    plane. The board also wants to determine why the panels, sometimes called speed

    brakes or spoilers, weren’t manually deployed as safety and operational rules

    typically require.


    Corp.’s American Airlines unit has declined to comment on precisely what



    final compromise about the data at issue, these people said, is likely to take

    some time and could still end up being blocked by strong feelings in both

    camps. The bureaucratic, inside-the-Beltway flap has potentially important

    policy implications, however, because it could set a precedent about the scope

    of the safety board’s activities in the future.


    board’s chairman has talked about getting broad access to incident data

    historically off-limits to NTSB accident investigators.


    FAA and industry officials, on the other hand, worry that such a policy

    reversal could chill collection of voluntary safety data. In return for

    obtaining a steady stream of voluntary safety data, FAA officials for more than

    a decade have promised they typically won’t use the disclosures to punish or

    publicly embarrass airlines or pilots.


    several industry and government officials initially said the board wanted full

    access to specific incident data, others familiar with the matter recently said

    the NTSB’s official request is for “summary data” that doesn’t

    identify specific flights or demand other data that could result in public

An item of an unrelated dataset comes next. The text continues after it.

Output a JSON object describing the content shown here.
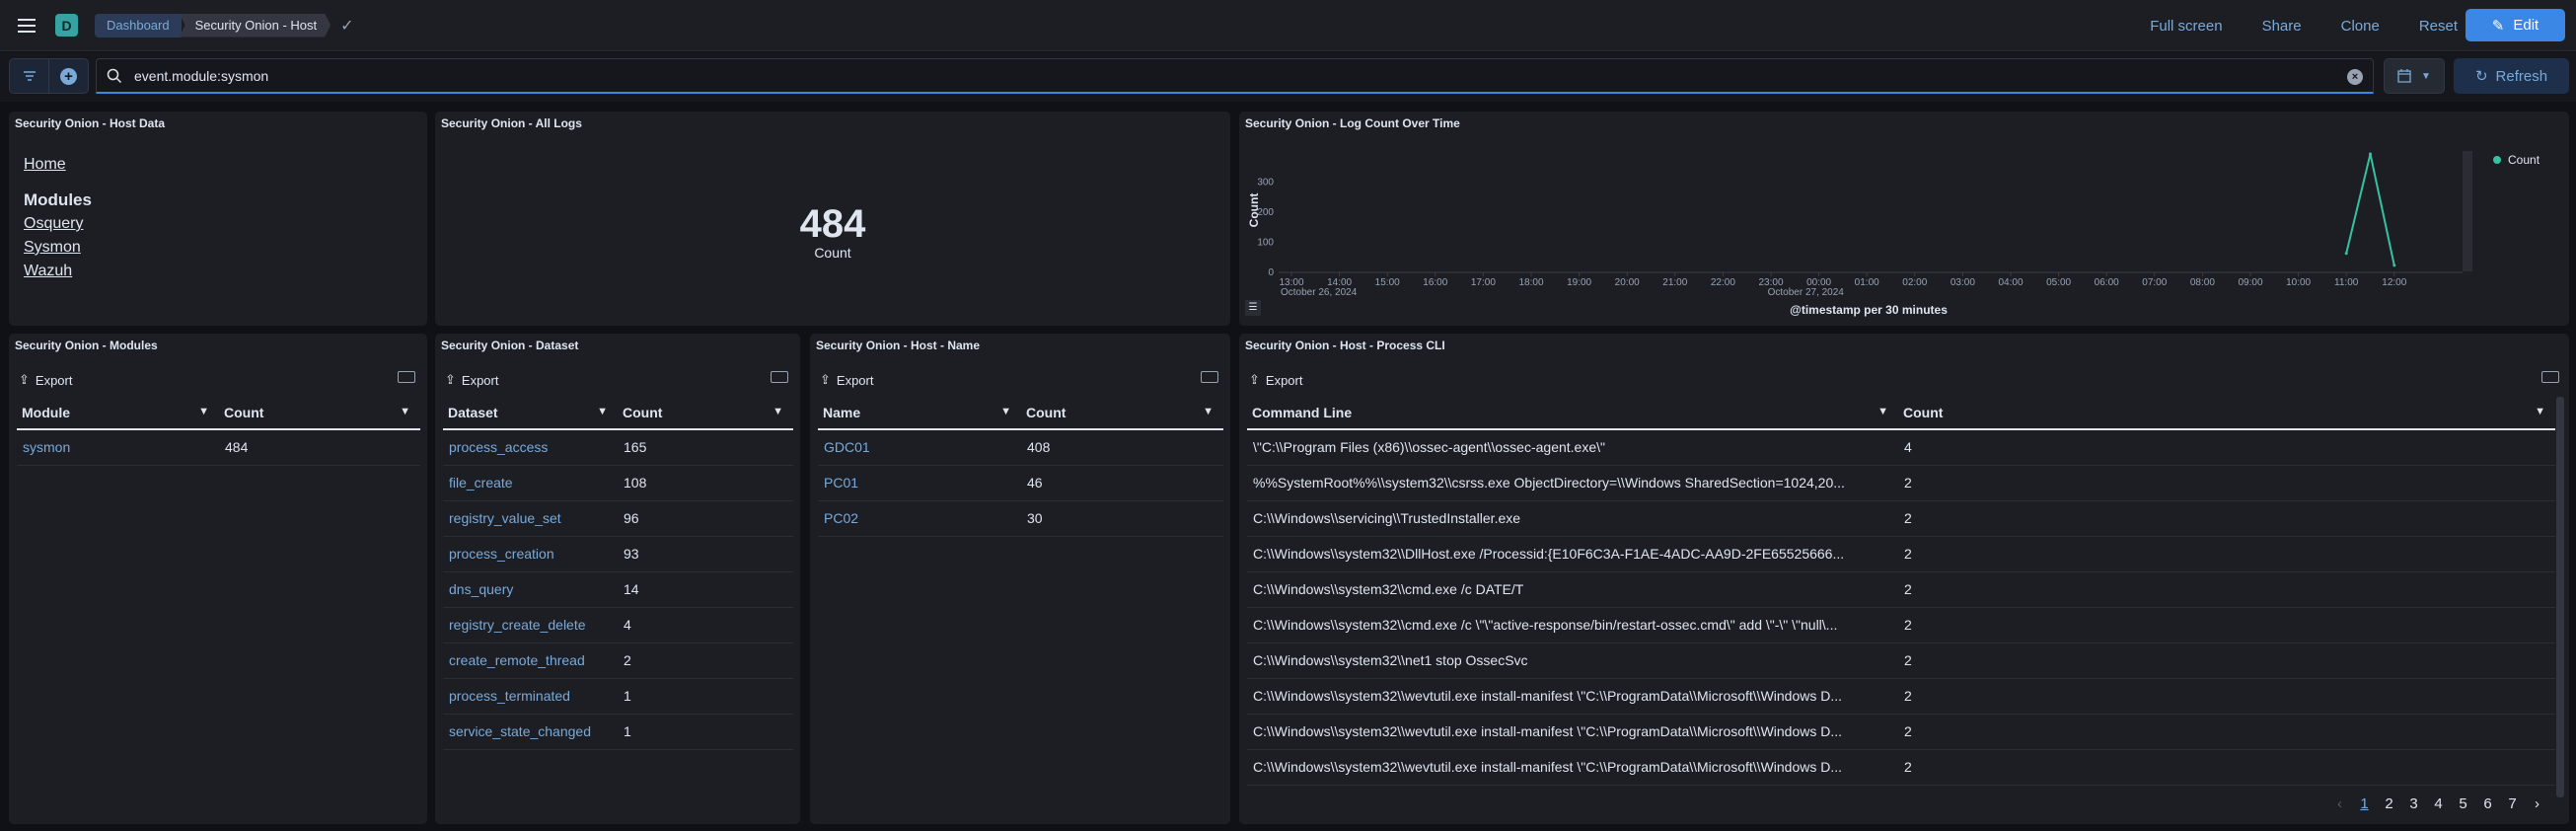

    disclosure of mistakes previously reported by individual carriers or pilots.


    FAA, for its part, initially reacted coolly to the board’s request, with some

    agency officials hinting they were poised to reject it. But last week,

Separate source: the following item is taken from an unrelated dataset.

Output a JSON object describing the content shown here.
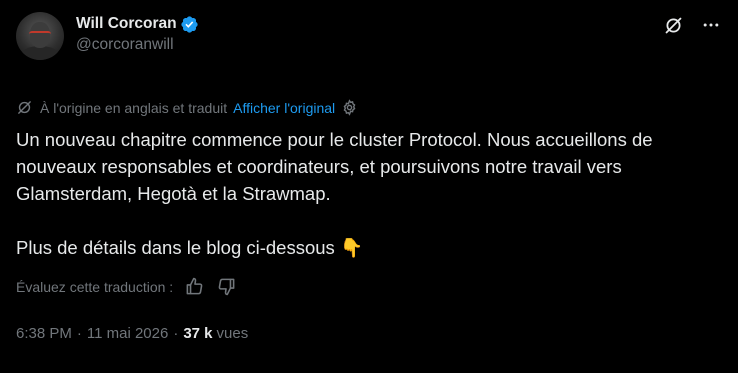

    government officials clarified the latest status and tenor of the fluid

    discussions. The FAA, according to these officials, has stopped short of

    formally making any decision, referring the issue instead to a high-level group

    of industry and government safety experts.


    board wants the historical information to determine trends about safety system

    malfunctions and pilot mistakes that led to runway incidents similar to the

    Wyoming event.


    far, the board hasn’t officially indicated what theories it is pursuing in the

    American AIrlines incident.


    officials have declined to comment on the agency’s position.


    recently, the FAA’s discussions with the safety board became less tense and

    more cordial, according to several people close to the developments.


    current sense is that with some common sense and care, this can be worked out

    to everyone’s satisfaction,” according to one veteran government expert

    familiar with the details.

    Date: 2011-03-07